- Psoriasis — Capsaicin cream can reduce inflammation and itching from psoriasis. Psoriasis is a skin disease that usually appears as patches of raised, red skin covered by a flaky white buildup.
Herbal use and forms
For herbal use, the cayenne peppers are usually ground into a powder. Then they are mixed with other powdered herbs in capsules or made into a tincture.
When consuming cayenne as a spice, it may be eaten raw or cooked. Dried cayenne pepper comes in a powdered form. It can be added to food, or you can stir it into milk, tea, or juice. It’s available in capsule form, as well. For external use, it’s available in creams. Creams should contain at least 0.075 percent capsaicin, in order to be effective.
For centuries, civilizations around the world have been using herbs to treat diseases and strengthen the body. But it’s important to note that herbs can also trigger side effects — especially if they interact with other medication, supplements, or herbs.
Consult a health care provider for guidance and supervision.
The University of Maryland Medical Center provides some cautionary advice.
“DO NOT give cayenne to children under 2. However, with caution, capsaicin ointment may be used on the skin for older children. DO NOT use topical cayenne ointments for more than 2 days in a row for a child. If you are using cayenne around children, make sure they wash their hands thoroughly after handling cayenne and DO NOT touch their eyes or nose.”
Additional precautionary advice provided by the university.
“DO NOT use capsaicin with a heating pad, and DO NOT apply capsaicin cream immediately before or after a hot shower. After using capsaicin, wash your hands well and avoid touching your eyes. DO NOT apply capsaicin cream to cracked skin or open wounds.”

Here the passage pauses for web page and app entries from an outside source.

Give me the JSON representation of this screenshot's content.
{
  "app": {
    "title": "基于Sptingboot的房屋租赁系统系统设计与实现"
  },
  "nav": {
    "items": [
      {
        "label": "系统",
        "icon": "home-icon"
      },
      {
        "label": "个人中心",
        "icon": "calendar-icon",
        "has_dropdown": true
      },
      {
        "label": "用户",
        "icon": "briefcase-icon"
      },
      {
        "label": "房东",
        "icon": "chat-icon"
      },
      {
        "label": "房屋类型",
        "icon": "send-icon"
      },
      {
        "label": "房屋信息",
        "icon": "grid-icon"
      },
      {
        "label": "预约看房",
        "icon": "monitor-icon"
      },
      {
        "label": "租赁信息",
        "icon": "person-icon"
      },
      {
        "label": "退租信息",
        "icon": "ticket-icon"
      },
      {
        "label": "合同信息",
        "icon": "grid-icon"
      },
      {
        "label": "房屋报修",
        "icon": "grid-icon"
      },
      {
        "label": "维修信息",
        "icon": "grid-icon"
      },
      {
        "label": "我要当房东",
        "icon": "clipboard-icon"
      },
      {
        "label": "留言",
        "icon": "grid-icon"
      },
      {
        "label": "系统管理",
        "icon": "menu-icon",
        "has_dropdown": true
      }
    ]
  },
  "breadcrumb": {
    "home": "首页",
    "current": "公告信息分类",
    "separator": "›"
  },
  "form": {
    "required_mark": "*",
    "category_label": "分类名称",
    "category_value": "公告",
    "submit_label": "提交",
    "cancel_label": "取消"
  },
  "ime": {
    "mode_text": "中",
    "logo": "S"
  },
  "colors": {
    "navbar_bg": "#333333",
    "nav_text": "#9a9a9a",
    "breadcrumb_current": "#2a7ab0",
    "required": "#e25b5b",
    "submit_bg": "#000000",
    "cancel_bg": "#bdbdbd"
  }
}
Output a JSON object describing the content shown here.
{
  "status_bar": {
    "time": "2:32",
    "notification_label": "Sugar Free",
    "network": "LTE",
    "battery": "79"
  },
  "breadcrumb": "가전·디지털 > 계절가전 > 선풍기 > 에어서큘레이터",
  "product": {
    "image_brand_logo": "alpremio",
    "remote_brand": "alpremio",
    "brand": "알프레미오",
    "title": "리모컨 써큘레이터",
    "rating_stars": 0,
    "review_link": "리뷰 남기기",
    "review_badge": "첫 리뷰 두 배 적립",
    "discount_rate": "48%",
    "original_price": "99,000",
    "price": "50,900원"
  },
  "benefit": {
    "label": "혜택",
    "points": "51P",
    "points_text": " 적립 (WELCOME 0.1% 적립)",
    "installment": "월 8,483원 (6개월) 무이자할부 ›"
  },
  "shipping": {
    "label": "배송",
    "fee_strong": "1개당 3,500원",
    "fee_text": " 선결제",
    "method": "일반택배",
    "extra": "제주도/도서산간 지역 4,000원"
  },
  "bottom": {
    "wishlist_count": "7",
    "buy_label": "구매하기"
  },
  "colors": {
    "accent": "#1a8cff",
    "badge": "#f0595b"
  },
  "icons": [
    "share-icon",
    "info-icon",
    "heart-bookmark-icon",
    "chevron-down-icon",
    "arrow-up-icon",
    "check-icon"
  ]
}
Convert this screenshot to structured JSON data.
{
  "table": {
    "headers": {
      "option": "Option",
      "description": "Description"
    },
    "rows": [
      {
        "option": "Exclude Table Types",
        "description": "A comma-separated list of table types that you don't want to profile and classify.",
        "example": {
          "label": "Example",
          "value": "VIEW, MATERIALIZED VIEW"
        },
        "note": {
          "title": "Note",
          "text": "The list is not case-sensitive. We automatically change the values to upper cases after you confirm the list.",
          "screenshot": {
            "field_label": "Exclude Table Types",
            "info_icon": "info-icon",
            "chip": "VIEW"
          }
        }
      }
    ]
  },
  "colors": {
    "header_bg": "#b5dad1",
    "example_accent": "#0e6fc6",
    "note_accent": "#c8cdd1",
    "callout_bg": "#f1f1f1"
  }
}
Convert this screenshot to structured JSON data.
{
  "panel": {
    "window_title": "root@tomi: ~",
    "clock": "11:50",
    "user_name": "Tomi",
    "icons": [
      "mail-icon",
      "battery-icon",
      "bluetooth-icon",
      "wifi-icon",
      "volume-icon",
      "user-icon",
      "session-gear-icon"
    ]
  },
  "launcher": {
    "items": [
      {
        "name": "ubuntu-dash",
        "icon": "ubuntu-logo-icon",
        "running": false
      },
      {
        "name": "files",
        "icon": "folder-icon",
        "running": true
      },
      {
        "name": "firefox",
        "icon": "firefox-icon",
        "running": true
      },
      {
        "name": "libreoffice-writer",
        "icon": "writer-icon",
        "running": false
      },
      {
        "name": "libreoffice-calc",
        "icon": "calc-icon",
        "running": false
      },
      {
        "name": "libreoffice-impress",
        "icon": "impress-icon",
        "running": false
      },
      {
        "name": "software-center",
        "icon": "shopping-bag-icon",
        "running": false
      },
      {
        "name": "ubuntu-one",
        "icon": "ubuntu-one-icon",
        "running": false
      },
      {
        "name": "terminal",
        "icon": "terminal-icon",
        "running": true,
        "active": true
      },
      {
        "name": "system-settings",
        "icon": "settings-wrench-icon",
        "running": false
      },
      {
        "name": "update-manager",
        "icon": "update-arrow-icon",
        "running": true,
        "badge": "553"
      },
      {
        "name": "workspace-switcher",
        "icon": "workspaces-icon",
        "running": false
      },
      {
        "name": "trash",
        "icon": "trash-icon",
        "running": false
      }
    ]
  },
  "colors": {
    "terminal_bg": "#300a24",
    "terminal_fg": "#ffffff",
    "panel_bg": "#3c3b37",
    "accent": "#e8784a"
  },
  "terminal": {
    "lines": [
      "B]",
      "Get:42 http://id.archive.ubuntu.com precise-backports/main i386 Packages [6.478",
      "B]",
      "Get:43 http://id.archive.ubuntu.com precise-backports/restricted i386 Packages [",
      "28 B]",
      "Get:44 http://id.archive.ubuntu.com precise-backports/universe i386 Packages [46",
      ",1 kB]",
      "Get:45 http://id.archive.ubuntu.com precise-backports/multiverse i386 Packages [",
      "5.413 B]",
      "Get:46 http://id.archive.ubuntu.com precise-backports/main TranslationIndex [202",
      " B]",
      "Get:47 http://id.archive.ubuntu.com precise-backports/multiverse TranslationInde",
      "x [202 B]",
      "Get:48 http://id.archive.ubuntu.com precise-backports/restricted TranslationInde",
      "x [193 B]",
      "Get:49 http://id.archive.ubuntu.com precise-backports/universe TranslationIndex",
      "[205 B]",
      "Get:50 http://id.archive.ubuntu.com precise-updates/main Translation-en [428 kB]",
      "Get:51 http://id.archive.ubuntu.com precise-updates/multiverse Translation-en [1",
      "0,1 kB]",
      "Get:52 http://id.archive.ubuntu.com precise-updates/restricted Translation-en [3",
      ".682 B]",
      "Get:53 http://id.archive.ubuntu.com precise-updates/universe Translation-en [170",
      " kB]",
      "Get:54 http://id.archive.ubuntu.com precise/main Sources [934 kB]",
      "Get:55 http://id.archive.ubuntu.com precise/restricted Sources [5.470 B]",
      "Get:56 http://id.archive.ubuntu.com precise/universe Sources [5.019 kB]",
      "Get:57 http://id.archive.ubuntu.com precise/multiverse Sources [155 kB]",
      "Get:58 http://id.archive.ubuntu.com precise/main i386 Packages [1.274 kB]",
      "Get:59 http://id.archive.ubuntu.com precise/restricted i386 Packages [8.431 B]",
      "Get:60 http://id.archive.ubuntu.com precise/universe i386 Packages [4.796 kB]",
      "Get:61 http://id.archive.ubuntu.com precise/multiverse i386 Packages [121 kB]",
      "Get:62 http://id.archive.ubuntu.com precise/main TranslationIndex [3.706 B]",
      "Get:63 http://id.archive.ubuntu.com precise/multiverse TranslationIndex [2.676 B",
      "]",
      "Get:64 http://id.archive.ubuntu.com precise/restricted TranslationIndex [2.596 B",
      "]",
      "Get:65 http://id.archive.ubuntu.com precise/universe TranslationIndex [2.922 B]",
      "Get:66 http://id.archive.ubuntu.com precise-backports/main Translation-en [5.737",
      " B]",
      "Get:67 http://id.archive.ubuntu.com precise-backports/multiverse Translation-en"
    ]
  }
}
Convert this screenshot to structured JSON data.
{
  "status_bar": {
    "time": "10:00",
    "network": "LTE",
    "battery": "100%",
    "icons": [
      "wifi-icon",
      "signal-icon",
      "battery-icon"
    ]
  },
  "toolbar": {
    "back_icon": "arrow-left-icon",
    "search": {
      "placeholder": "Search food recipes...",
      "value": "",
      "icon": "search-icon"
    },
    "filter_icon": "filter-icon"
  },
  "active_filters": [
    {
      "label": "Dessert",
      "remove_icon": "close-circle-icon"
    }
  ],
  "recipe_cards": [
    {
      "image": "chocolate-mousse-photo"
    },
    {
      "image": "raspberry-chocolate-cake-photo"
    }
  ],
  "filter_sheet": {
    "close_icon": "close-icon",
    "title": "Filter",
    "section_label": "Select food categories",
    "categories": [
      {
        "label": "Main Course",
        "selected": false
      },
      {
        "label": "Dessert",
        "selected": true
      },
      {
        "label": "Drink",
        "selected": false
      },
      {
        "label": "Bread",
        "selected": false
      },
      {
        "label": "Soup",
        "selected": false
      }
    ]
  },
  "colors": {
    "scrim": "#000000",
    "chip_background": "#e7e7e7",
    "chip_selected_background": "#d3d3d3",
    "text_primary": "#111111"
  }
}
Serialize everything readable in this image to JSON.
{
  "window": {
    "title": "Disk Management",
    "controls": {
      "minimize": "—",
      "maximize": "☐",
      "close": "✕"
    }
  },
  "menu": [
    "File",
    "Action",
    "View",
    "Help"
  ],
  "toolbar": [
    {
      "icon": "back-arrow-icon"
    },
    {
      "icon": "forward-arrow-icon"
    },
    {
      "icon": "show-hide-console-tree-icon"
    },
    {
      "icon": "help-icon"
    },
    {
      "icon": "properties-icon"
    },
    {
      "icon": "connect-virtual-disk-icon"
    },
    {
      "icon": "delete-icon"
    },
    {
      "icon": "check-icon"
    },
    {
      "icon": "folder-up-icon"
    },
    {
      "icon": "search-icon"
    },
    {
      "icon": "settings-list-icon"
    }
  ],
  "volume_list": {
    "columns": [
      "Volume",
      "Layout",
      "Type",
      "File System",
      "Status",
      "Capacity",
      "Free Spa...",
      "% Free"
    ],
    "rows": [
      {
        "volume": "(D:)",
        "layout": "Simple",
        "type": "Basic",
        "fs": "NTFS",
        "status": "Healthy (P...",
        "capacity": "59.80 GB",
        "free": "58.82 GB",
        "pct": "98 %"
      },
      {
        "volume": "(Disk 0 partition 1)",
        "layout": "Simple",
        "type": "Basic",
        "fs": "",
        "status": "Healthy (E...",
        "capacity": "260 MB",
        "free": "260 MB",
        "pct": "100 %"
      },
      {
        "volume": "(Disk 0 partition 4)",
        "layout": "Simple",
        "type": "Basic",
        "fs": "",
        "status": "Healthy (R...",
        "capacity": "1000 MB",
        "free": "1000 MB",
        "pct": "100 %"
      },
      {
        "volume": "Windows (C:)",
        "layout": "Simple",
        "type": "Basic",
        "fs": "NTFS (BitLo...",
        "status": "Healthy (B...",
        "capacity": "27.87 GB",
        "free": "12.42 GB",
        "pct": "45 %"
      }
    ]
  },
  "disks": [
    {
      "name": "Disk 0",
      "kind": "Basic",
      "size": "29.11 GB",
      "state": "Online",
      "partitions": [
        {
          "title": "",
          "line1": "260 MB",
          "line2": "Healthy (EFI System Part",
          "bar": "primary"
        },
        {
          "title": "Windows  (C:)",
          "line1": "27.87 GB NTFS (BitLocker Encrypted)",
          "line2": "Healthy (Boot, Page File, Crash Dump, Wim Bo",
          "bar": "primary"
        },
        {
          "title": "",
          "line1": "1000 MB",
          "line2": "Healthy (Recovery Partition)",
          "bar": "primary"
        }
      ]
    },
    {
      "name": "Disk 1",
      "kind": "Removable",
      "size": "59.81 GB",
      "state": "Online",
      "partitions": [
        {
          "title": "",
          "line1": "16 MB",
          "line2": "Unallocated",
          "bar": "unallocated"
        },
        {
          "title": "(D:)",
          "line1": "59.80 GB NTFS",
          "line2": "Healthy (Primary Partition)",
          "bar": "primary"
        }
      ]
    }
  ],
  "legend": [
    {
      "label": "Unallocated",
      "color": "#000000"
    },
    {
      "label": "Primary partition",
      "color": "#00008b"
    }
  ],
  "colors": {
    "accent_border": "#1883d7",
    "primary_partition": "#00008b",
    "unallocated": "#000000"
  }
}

Experts generally consider capsaicin safe. But it can cause some unpleasant side effects, especially if you’re not used to it. Be careful when you cook with or eat cayenne pepper — or any hot pepper, for that matter. It’s best to start with small amounts, and increase the amount as you get more used to it.